can sort the list in $O(n\log n)$ time (or $O(n^2)$ time using a
less efficient sort), and then, for each choice of the pair
$(x,y)$, perform a binary search to see if the product $xy$ is in
the list. The binary search itself takes $O(\log n)$ time, and is
performed on $O(n^2)$ pairs $(x,y)$, so this search will take
$O(n^2\log n)$ time, which subsumes the $O(n\log n)$ or $O(n^2)$
time spent by the sort, so this algorithm completes in $O(n^2\log
n)$ time.}
\item {\bf (10 points)} \question{Ten people go to a party and are
introduced; everyone shakes hands with at least one other
person. Prove that there must be at least two partygoers who shook
hands with the same number of people. Is this still true if not
everyone shakes hands with at least one person?}
\answer{Each person shook hands with between 1 and 9 other people;
if we classify people by the number of hands they shook, we are
thus classifying them into 9 pigeonholes, and since there are 10
pigeons, two are in the same hole so that two people shook the
same number of hands.
If, on the other hand, someone could have shaken 0 hands, then
there is a plausible assignation of pigeons to pigeonholes without
collision, since now our pigeonholes are numbered from 0 to 9, and
there are 10 of them. However, despite the numerical plausibility
of such a scenario, it cannot occur, for two reasons.
One simple argument why that would be impossible is because one
person at the party would have shaken 9 hands, i.e., been
introduced to every other person, while one other person would
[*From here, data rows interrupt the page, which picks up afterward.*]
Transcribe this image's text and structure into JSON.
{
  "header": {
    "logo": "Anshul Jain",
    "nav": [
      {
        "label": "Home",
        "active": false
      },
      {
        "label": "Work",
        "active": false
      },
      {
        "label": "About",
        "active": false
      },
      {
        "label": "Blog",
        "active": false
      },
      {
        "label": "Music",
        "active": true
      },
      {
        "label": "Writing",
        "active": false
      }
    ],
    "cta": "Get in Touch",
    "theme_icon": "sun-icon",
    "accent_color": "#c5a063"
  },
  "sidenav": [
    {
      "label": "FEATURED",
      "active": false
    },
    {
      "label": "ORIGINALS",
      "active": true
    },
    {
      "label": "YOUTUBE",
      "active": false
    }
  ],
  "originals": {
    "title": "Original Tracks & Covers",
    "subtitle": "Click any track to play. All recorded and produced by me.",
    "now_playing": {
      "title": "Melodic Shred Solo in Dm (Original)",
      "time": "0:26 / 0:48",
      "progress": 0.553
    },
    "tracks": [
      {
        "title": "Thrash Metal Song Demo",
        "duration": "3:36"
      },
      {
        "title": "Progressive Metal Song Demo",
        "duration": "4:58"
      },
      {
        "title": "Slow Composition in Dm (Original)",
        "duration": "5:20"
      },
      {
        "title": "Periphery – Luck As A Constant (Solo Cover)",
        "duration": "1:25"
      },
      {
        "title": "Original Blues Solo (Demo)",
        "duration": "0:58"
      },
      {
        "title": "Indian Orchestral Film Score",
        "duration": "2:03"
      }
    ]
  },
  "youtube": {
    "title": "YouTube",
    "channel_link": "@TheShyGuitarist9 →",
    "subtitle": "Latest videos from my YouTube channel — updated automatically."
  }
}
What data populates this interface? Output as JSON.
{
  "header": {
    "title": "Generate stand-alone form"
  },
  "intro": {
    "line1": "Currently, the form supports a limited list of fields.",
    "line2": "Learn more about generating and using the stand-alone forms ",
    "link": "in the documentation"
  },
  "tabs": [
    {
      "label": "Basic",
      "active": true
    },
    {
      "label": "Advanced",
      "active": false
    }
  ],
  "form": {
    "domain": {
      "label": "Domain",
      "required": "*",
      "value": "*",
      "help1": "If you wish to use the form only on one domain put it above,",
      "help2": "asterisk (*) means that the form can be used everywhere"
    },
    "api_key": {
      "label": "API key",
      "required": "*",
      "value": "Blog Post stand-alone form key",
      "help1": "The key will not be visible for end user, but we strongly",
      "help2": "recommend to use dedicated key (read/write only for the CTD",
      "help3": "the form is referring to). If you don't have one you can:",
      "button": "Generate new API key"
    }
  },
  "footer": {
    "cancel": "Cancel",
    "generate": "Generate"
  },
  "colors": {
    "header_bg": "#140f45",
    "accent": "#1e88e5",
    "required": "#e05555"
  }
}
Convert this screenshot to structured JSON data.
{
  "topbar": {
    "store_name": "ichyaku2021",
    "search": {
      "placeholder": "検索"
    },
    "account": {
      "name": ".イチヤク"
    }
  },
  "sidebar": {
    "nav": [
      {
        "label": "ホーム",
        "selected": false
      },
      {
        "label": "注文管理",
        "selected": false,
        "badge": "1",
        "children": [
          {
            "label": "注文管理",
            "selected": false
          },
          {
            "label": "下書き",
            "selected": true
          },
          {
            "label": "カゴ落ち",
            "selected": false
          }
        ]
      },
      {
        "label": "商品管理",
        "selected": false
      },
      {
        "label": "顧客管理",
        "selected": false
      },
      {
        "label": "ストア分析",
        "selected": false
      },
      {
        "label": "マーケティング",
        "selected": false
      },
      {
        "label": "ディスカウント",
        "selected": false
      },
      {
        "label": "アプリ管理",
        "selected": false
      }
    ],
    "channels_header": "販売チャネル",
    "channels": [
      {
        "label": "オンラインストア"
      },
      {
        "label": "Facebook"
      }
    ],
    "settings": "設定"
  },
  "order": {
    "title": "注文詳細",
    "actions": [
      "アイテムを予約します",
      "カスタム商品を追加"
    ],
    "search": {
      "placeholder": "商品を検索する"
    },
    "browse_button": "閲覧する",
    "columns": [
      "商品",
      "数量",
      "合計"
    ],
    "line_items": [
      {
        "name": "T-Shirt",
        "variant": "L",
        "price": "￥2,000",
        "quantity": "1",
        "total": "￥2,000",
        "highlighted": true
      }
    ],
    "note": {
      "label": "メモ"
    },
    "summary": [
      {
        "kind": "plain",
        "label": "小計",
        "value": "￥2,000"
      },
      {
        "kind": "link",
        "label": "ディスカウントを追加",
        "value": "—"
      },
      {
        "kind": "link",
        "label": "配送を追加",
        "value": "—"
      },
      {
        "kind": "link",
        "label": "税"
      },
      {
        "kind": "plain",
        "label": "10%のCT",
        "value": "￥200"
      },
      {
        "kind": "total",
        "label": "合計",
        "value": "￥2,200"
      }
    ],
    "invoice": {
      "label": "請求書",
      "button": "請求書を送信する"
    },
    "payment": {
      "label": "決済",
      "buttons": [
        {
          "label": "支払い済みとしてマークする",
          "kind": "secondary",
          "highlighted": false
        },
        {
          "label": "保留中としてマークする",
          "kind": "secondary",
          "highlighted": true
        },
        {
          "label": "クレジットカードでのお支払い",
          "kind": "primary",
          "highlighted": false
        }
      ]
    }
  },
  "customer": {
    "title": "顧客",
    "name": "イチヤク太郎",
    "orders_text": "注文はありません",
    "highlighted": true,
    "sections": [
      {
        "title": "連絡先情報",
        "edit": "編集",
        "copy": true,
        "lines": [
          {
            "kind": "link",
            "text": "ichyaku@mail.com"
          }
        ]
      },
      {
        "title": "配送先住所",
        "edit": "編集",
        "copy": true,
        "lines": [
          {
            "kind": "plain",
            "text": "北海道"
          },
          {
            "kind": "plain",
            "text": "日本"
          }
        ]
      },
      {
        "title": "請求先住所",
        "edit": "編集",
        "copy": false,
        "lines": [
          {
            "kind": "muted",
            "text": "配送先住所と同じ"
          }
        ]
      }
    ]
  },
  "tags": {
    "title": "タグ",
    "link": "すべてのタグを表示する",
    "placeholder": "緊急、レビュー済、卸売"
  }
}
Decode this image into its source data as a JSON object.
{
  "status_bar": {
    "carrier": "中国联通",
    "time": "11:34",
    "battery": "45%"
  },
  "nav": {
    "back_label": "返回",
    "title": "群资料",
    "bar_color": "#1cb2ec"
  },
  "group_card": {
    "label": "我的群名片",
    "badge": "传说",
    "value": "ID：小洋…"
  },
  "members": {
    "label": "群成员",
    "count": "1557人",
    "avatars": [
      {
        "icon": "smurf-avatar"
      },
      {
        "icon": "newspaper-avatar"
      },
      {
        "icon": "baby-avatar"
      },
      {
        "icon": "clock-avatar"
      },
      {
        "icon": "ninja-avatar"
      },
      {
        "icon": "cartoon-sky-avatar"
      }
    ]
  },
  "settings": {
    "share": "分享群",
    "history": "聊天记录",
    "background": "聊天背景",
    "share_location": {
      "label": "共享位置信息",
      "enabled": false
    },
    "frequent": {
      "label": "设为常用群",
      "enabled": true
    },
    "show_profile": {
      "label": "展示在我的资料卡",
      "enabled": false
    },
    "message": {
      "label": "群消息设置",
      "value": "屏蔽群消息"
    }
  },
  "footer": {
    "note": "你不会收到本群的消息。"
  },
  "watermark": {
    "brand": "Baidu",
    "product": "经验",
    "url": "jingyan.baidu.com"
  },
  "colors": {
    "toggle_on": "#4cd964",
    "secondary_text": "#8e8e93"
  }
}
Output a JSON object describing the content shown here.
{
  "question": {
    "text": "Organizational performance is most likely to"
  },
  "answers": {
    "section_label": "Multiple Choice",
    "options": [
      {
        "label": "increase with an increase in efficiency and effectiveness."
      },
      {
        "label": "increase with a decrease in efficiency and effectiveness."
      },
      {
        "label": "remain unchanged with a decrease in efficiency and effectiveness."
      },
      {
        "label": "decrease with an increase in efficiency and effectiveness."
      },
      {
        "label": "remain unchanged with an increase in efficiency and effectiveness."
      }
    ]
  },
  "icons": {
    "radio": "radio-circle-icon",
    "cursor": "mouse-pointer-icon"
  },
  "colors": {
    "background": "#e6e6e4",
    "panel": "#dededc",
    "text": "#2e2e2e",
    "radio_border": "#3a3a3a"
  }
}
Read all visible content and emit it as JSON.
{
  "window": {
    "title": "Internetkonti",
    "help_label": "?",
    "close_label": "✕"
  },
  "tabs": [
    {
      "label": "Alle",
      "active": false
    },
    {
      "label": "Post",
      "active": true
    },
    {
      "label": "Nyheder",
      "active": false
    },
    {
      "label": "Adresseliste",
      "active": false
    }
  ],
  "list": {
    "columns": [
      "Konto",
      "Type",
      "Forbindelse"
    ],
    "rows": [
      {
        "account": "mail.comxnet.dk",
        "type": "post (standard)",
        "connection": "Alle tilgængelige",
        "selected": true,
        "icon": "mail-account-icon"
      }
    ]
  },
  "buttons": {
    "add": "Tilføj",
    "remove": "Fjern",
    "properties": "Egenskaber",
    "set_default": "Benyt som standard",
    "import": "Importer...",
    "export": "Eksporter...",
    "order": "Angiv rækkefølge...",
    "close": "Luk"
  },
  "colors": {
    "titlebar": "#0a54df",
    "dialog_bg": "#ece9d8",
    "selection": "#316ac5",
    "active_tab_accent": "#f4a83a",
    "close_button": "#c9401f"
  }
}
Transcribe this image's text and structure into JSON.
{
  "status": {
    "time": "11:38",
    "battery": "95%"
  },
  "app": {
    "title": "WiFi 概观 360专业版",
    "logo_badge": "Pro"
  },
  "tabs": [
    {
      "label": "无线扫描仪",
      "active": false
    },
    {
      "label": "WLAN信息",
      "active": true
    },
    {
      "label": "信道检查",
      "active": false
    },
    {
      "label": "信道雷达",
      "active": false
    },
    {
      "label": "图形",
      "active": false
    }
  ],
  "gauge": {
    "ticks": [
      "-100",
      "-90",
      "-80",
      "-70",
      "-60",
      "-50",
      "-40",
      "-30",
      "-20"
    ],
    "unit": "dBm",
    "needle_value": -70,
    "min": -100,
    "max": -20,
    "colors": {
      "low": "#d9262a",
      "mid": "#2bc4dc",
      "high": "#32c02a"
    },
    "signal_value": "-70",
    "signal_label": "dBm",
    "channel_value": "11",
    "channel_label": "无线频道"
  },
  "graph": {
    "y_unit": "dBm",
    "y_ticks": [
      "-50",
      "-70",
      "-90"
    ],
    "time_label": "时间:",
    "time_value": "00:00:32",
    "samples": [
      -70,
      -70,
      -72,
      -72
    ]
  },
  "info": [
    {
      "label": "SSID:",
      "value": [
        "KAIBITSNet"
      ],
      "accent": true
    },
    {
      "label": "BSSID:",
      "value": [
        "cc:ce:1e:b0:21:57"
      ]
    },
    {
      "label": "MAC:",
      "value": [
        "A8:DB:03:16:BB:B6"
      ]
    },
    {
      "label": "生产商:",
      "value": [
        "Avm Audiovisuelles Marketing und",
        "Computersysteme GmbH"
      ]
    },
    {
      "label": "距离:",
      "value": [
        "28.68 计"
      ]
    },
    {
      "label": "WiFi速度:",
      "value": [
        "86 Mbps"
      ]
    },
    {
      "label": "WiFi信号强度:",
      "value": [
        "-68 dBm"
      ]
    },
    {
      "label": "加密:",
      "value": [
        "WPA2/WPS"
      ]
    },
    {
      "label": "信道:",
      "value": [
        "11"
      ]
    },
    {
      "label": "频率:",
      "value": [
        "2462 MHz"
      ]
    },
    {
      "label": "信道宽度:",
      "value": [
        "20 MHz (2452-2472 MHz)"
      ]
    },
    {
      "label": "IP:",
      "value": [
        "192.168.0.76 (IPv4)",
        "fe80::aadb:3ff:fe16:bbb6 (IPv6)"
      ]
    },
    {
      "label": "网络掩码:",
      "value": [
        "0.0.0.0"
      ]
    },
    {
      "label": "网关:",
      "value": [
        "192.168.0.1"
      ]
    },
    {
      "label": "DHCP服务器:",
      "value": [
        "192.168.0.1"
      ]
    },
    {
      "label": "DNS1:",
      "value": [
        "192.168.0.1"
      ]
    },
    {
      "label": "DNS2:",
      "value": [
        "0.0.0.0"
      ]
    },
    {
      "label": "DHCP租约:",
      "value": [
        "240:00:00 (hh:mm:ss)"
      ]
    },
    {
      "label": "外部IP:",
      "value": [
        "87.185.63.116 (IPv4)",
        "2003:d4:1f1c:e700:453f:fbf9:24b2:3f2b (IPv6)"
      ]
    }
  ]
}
have shaken 0 hands, i.e., not been introduced to any other
person. These two requirements would be contradictory, since the
extremely sociable and extremely unsociable person would have to
simultaneously meet and not meet.
Alternatively, in order for this to happen, then when we add up
the number of handshakes each person has taken part in, we get
$0+1+2+3+4+5+6+7+8+9=45$, and this will turn out to be
impossible. It is impossible to get such a total because each
handshake contributes 2 to the total (since each of the two
handshake participants would count it), and so this total should
always be even, which 45 is not. This alternative approach has the
distinct disadvantage that it only results in a contradiction when
the number of people is $2$ or $3$ modulo 4, whereas the argument
in the previous paragraph always works.}
\end{enumerate}
\vfill
\begin{center}
\fbox{
\begin{minipage}{6in}
On two occasions I have been asked --- "Pray, Mr. Babbage,
if you put into the machine wrong figures, will the right
answers come out?" In one case a member of the Upper, and in
the other a member of the Lower House put this question. I am
not able rightly to apprehend the kind of confusion of ideas
that could provoke such a question.
\hfill ---Charles Babbage
\end{minipage}
}
\end{center}
\end{document}